Task to carry out: Go through the entries below and tally the lines containing the string "website"; report only the tally.

──────── Provided information ────────

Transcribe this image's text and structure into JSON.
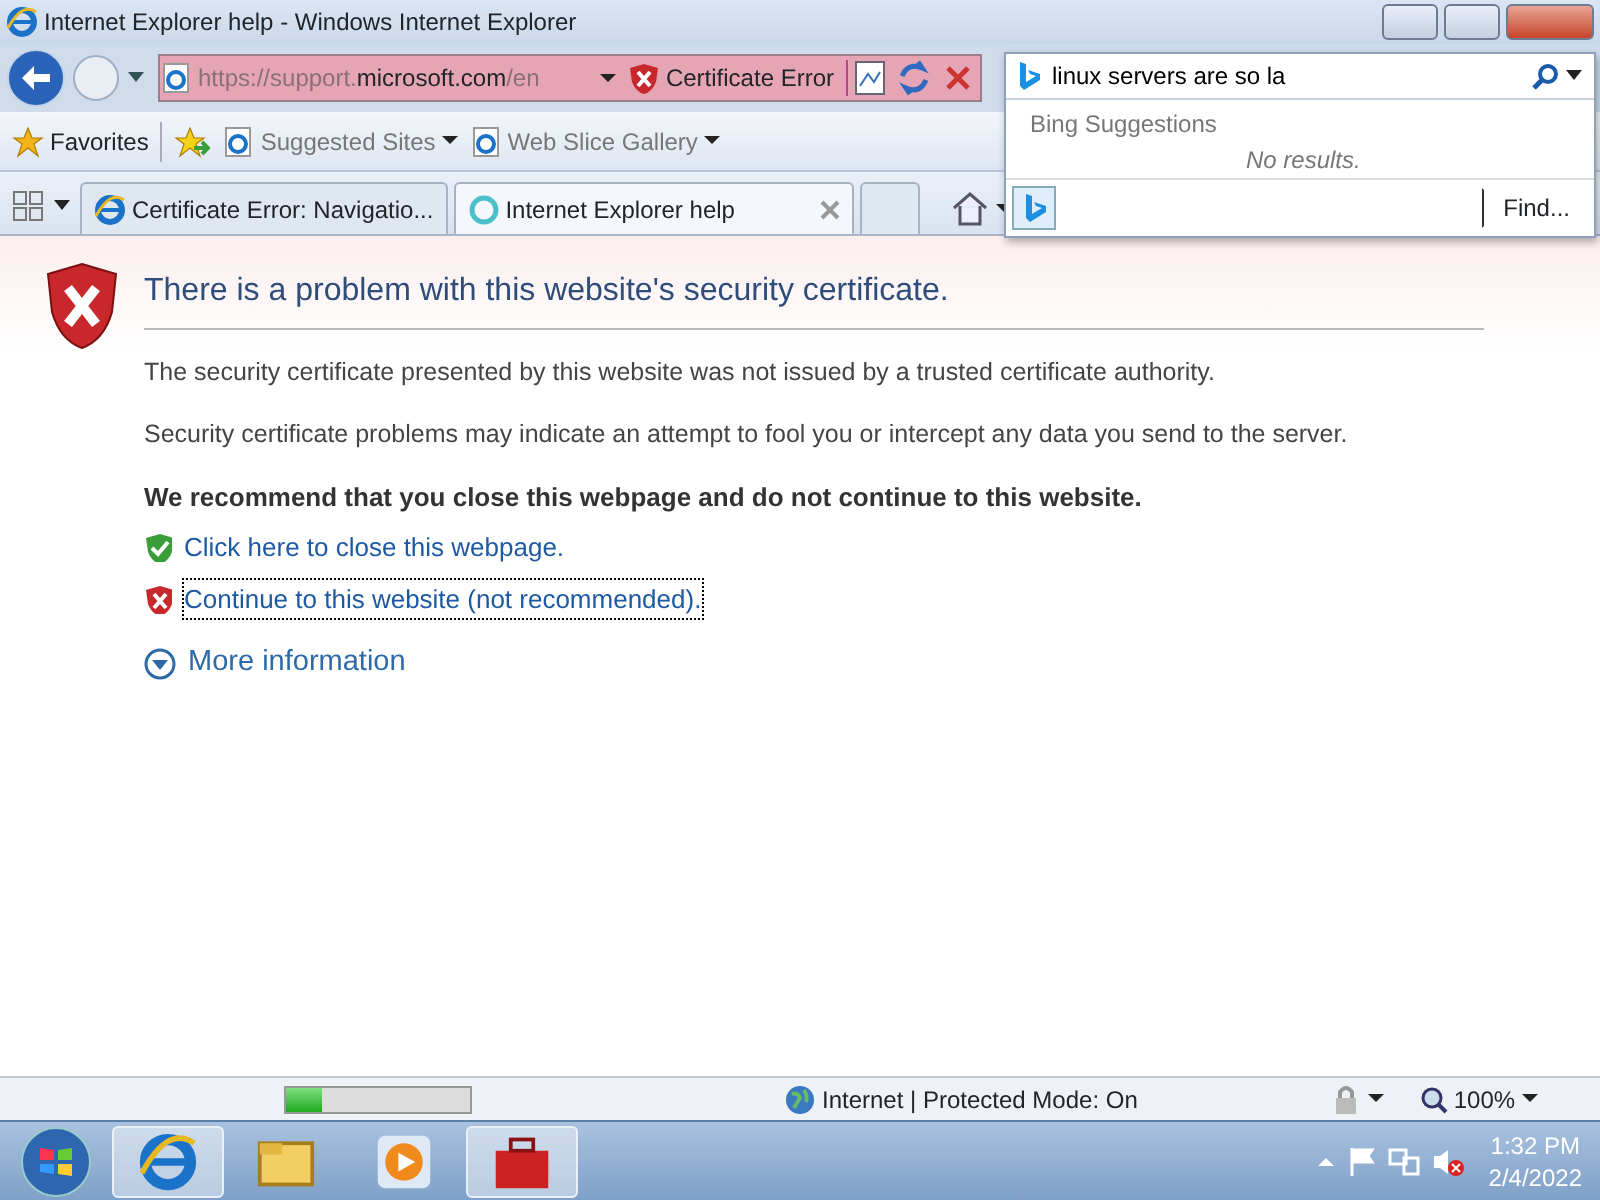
{
  "window": {
    "title": "Internet Explorer help - Windows Internet Explorer"
  },
  "address": {
    "url_prefix": "https://support.",
    "url_domain": "microsoft.com",
    "url_suffix": "/en",
    "security": "Certificate Error"
  },
  "search": {
    "value": "linux servers are so la",
    "suggestions_heading": "Bing Suggestions",
    "no_results": "No results.",
    "find_button": "Find..."
  },
  "favorites": {
    "label": "Favorites",
    "items": [
      {
        "label": "Suggested Sites"
      },
      {
        "label": "Web Slice Gallery"
      }
    ]
  },
  "tabs": [
    {
      "label": "Certificate Error: Navigatio...",
      "selected": false,
      "loading": false
    },
    {
      "label": "Internet Explorer help",
      "selected": true,
      "loading": true
    }
  ],
  "content": {
    "heading": "There is a problem with this website's security certificate.",
    "paragraphs": [
      "The security certificate presented by this website was not issued by a trusted certificate authority.",
      "Security certificate problems may indicate an attempt to fool you or intercept any data you send to the server."
    ],
    "recommendation": "We recommend that you close this webpage and do not continue to this website.",
    "links": [
      {
        "kind": "safe",
        "text": "Click here to close this webpage.",
        "focused": false
      },
      {
        "kind": "unsafe",
        "text": "Continue to this website (not recommended).",
        "focused": true
      }
    ],
    "more_info": "More information"
  },
  "status_bar": {
    "level": 0.2,
    "zone": "Internet | Protected Mode: On",
    "zoom": "100%"
  },
  "taskbar": {
    "apps": [
      {
        "kind": "browser",
        "active": true
      },
      {
        "kind": "folder",
        "active": false
      },
      {
        "kind": "media",
        "active": false
      },
      {
        "kind": "toolbox",
        "active": true
      }
    ],
    "time": "1:32 PM",
    "date": "2/4/2022"
  }
}
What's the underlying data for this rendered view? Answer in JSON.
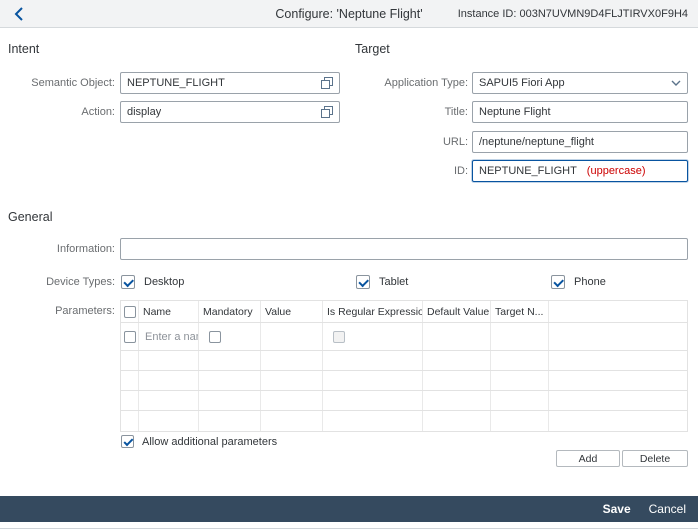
{
  "header": {
    "title": "Configure: 'Neptune Flight'",
    "instance_id": "Instance ID: 003N7UVMN9D4FLJTIRVX0F9H4"
  },
  "intent": {
    "section_title": "Intent",
    "semantic_object": {
      "label": "Semantic Object:",
      "value": "NEPTUNE_FLIGHT"
    },
    "action": {
      "label": "Action:",
      "value": "display"
    }
  },
  "target": {
    "section_title": "Target",
    "application_type": {
      "label": "Application Type:",
      "value": "SAPUI5 Fiori App"
    },
    "title_field": {
      "label": "Title:",
      "value": "Neptune Flight"
    },
    "url": {
      "label": "URL:",
      "value": "/neptune/neptune_flight"
    },
    "id": {
      "label": "ID:",
      "value": "NEPTUNE_FLIGHT",
      "hint": "(uppercase)"
    }
  },
  "general": {
    "section_title": "General",
    "information": {
      "label": "Information:",
      "value": ""
    },
    "device_types": {
      "label": "Device Types:",
      "options": [
        {
          "label": "Desktop",
          "checked": true
        },
        {
          "label": "Tablet",
          "checked": true
        },
        {
          "label": "Phone",
          "checked": true
        }
      ]
    },
    "parameters": {
      "label": "Parameters:",
      "columns": [
        "Name",
        "Mandatory",
        "Value",
        "Is Regular Expression",
        "Default Value",
        "Target N..."
      ],
      "first_row_placeholder": "Enter a nam",
      "empty_rows": 4,
      "allow_additional_label": "Allow additional parameters",
      "allow_additional_checked": true,
      "add_button": "Add",
      "delete_button": "Delete"
    }
  },
  "footer": {
    "save_label": "Save",
    "cancel_label": "Cancel"
  },
  "colors": {
    "accent_blue": "#0854a0",
    "footer_bg": "#354a5f",
    "hint_red": "#cc0000",
    "header_bg": "#f2f3f4"
  }
}
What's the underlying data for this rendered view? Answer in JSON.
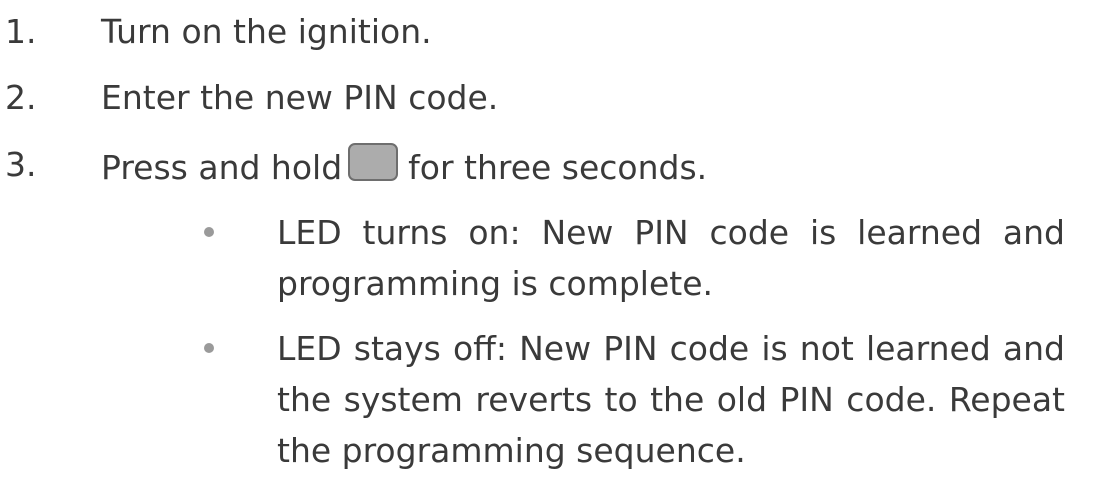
{
  "steps": [
    {
      "number": "1.",
      "text": "Turn on the ignition."
    },
    {
      "number": "2.",
      "text": "Enter the new PIN code."
    },
    {
      "number": "3.",
      "text_before": "Press and hold",
      "icon": "key-button-icon",
      "text_after": "for three seconds."
    }
  ],
  "results": [
    {
      "text": "LED turns on: New PIN code is learned and program­ming is complete."
    },
    {
      "text": "LED stays off: New PIN code is not learned and the sys­tem reverts to the old PIN code. Repeat the program­ming sequence."
    }
  ],
  "colors": {
    "text": "#3a3a3a",
    "bullet": "#9a9a9a",
    "key_fill": "#acacac",
    "key_border": "#6e6e6e"
  }
}
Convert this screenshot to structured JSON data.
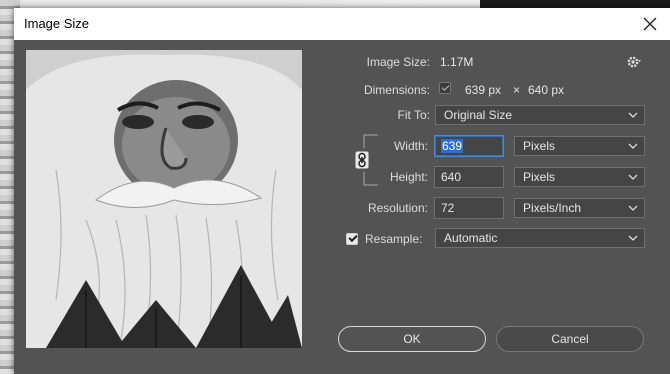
{
  "window": {
    "title": "Image Size"
  },
  "info": {
    "image_size_label": "Image Size:",
    "image_size_value": "1.17M",
    "dimensions_label": "Dimensions:",
    "dimensions_width": "639 px",
    "dimensions_times": "×",
    "dimensions_height": "640 px"
  },
  "fit_to": {
    "label": "Fit To:",
    "value": "Original Size"
  },
  "width": {
    "label": "Width:",
    "value": "639",
    "unit": "Pixels"
  },
  "height": {
    "label": "Height:",
    "value": "640",
    "unit": "Pixels"
  },
  "resolution": {
    "label": "Resolution:",
    "value": "72",
    "unit": "Pixels/Inch"
  },
  "resample": {
    "label": "Resample:",
    "checked": true,
    "value": "Automatic"
  },
  "buttons": {
    "ok": "OK",
    "cancel": "Cancel"
  },
  "icons": {
    "close": "close-icon",
    "settings": "gear-icon",
    "link": "link-icon",
    "chevron": "chevron-down-icon"
  },
  "colors": {
    "dialog_bg": "#535353",
    "focus": "#4d8ad6",
    "selection": "#2e6fd1"
  }
}
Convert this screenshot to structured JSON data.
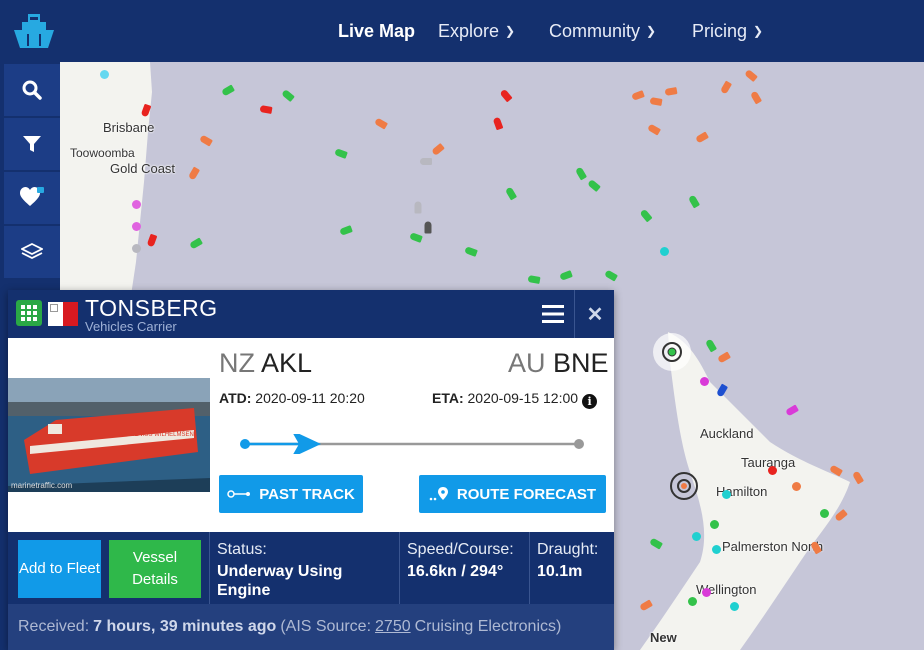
{
  "nav": {
    "live_map": "Live Map",
    "explore": "Explore",
    "community": "Community",
    "pricing": "Pricing"
  },
  "sidebar": {
    "icons": [
      "search-icon",
      "filter-icon",
      "heart-icon",
      "layers-icon"
    ]
  },
  "map": {
    "cities": {
      "brisbane": "Brisbane",
      "toowoomba": "Toowoomba",
      "gold_coast": "Gold Coast",
      "auckland": "Auckland",
      "tauranga": "Tauranga",
      "hamilton": "Hamilton",
      "palmerston_north": "Palmerston North",
      "wellington": "Wellington",
      "new": "New"
    }
  },
  "vessel": {
    "name": "TONSBERG",
    "type": "Vehicles Carrier",
    "photo_credit": "marinetraffic.com",
    "from_country": "NZ",
    "from_port": "AKL",
    "to_country": "AU",
    "to_port": "BNE",
    "atd_label": "ATD:",
    "atd_value": "2020-09-11 20:20",
    "eta_label": "ETA:",
    "eta_value": "2020-09-15 12:00",
    "past_track": "PAST TRACK",
    "route_forecast": "ROUTE FORECAST",
    "add_to_fleet": "Add to Fleet",
    "vessel_details": "Vessel Details",
    "status_label": "Status:",
    "status_value": "Underway Using Engine",
    "speed_label": "Speed/Course:",
    "speed_value": "16.6kn / 294°",
    "draught_label": "Draught:",
    "draught_value": "10.1m",
    "received_label": "Received:",
    "received_value": "7 hours, 39 minutes ago",
    "ais_prefix": "(AIS Source:",
    "ais_id": "2750",
    "ais_suffix": "Cruising Electronics)"
  },
  "colors": {
    "navy": "#14306e",
    "accent_blue": "#119ae8",
    "green": "#2fb84a"
  }
}
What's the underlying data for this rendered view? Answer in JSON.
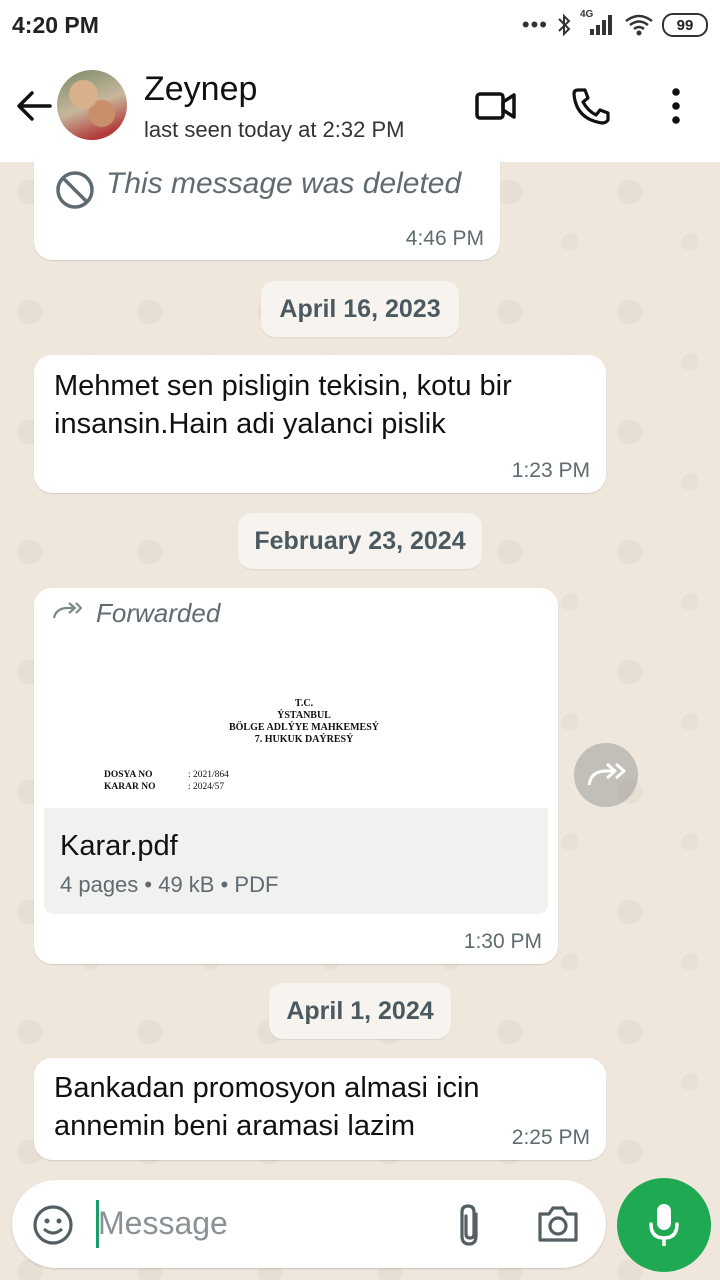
{
  "status_bar": {
    "time": "4:20 PM",
    "dots": "•••",
    "network": "4G",
    "battery": "99"
  },
  "header": {
    "name": "Zeynep",
    "status": "last seen today at 2:32 PM"
  },
  "messages": {
    "deleted": {
      "text": "This message was deleted",
      "time": "4:46 PM"
    },
    "date1": "April 16, 2023",
    "msg1": {
      "line1": "Mehmet sen pisligin tekisin, kotu bir",
      "line2": "insansin.Hain adi yalanci pislik",
      "time": "1:23 PM"
    },
    "date2": "February 23, 2024",
    "doc": {
      "forwarded": "Forwarded",
      "preview_head1": "T.C.",
      "preview_head2": "ÝSTANBUL",
      "preview_head3": "BÖLGE ADLÝYE MAHKEMESÝ",
      "preview_head4": "7. HUKUK DAÝRESÝ",
      "row1_label": "DOSYA NO",
      "row1_value": ": 2021/864",
      "row2_label": "KARAR NO",
      "row2_value": ": 2024/57",
      "filename": "Karar.pdf",
      "info": "4 pages • 49 kB • PDF",
      "time": "1:30 PM"
    },
    "date3": "April 1, 2024",
    "msg2": {
      "line1": "Bankadan promosyon almasi icin",
      "line2": "annemin beni aramasi lazim",
      "time": "2:25 PM"
    }
  },
  "input": {
    "placeholder": "Message"
  },
  "colors": {
    "accent_green": "#1ea952",
    "chat_bg": "#efe7dc",
    "caret": "#1a9c6b"
  }
}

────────

Expected answer: 4